◆ Work to be completed
Look through the listing and locate every line containing the word "title"; copy those lines.

--- Record extracts Enclosed Below ---

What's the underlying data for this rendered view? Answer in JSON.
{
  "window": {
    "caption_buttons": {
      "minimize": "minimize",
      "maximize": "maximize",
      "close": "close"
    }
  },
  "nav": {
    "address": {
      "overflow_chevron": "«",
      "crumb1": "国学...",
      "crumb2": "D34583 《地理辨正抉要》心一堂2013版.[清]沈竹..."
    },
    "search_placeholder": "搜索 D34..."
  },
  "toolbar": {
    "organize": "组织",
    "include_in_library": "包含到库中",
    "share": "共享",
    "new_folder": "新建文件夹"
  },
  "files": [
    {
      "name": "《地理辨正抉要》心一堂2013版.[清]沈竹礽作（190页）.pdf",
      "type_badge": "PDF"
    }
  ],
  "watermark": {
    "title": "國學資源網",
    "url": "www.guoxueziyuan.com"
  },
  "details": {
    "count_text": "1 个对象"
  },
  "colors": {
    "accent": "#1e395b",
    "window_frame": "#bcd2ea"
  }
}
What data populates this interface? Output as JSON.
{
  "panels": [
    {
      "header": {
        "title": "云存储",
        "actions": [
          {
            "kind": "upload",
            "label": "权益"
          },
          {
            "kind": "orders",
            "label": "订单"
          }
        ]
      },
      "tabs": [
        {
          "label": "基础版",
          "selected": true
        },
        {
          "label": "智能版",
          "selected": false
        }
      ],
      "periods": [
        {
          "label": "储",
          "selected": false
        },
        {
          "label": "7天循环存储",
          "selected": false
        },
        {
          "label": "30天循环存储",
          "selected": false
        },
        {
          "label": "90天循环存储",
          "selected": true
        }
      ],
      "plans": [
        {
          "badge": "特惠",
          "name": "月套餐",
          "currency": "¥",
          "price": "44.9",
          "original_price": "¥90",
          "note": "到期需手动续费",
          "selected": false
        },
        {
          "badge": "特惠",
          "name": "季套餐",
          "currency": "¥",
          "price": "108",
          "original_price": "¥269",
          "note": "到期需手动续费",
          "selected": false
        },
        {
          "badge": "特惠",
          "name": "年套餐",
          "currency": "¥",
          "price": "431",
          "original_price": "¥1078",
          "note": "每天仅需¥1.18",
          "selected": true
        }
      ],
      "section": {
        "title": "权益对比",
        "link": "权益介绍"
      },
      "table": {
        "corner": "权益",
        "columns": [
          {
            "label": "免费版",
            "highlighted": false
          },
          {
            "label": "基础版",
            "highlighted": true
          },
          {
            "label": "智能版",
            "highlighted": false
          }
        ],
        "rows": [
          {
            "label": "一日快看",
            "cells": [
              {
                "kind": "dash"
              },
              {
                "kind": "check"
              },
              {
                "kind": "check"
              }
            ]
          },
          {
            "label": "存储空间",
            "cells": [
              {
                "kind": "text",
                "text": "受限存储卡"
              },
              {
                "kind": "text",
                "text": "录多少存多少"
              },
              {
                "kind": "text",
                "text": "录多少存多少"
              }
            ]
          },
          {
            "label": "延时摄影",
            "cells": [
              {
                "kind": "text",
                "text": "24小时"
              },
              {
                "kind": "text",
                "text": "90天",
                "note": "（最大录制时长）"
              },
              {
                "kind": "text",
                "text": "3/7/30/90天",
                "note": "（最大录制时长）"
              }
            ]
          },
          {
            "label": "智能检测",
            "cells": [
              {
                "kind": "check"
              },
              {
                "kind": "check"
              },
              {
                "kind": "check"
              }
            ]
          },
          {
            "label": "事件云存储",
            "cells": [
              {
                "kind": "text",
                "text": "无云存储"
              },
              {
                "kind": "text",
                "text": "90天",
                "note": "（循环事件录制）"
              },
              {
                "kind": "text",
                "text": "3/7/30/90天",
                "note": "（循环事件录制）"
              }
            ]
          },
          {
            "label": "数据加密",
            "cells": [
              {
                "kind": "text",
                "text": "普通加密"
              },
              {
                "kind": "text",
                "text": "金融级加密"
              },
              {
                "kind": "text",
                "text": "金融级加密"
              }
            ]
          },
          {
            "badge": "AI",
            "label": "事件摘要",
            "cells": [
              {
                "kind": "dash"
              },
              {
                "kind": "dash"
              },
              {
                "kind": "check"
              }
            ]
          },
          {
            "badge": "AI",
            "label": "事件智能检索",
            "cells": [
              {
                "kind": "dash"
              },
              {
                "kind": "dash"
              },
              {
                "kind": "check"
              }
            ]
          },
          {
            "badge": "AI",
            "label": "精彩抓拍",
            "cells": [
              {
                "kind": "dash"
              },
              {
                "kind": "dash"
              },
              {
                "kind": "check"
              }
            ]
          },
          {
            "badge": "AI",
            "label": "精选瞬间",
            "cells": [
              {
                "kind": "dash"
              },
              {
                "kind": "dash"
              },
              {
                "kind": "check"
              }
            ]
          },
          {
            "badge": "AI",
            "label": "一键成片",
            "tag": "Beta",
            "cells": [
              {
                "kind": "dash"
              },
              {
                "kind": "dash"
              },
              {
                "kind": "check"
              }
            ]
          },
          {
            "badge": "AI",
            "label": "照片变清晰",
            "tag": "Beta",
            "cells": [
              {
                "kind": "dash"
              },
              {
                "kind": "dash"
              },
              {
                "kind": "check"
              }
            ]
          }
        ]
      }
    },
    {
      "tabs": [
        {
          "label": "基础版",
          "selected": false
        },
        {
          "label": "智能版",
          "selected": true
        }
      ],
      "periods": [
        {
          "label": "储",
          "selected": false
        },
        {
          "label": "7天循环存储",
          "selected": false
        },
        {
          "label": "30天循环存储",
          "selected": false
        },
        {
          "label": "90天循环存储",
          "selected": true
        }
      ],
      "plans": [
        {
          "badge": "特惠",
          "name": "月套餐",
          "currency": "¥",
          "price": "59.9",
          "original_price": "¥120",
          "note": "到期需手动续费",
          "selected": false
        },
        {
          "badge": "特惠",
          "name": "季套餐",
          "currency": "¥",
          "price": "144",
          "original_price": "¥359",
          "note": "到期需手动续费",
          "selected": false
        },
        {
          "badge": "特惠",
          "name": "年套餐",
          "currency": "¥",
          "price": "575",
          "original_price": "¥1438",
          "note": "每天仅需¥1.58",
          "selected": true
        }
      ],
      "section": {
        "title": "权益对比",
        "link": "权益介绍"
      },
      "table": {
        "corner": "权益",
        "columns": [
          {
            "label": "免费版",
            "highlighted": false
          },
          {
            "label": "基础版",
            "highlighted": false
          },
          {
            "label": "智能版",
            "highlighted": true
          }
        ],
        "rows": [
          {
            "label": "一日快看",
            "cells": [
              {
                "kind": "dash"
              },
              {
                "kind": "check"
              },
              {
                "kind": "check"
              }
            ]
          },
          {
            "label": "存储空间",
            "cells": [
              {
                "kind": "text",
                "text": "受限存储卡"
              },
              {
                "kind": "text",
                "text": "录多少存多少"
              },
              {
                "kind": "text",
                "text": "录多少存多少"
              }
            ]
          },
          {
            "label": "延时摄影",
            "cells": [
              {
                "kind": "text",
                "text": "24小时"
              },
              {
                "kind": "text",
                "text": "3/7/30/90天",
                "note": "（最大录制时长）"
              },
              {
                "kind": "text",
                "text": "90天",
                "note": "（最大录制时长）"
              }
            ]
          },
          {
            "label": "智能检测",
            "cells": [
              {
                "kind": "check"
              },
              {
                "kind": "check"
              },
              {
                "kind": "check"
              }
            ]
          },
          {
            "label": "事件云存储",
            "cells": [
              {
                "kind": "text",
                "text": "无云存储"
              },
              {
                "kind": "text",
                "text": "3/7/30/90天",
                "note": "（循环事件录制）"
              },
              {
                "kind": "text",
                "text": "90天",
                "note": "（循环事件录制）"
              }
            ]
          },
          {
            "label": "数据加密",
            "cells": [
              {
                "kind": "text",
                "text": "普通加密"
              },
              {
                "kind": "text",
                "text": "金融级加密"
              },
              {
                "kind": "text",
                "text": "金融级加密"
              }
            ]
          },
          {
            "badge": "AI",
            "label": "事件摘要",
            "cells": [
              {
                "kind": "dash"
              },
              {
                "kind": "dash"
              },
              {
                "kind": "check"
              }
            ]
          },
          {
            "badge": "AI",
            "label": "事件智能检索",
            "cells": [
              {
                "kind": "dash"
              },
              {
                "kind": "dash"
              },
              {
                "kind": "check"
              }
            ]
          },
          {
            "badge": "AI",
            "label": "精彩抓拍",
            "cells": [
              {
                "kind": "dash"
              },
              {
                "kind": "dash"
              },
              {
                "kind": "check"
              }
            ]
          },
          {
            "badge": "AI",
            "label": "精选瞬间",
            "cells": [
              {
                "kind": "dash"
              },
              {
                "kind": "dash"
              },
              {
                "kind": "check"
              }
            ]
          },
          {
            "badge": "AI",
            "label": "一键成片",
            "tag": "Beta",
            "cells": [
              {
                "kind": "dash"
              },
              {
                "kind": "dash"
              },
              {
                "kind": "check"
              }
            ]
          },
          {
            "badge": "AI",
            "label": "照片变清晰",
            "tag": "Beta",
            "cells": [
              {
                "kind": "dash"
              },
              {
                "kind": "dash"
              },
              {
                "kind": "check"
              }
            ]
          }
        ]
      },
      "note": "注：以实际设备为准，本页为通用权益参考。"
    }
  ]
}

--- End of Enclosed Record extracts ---

◆ Result for this task
    "title": "國學資源網",
        "title": "云存储",
        "title": "权益对比",
        "title": "权益对比",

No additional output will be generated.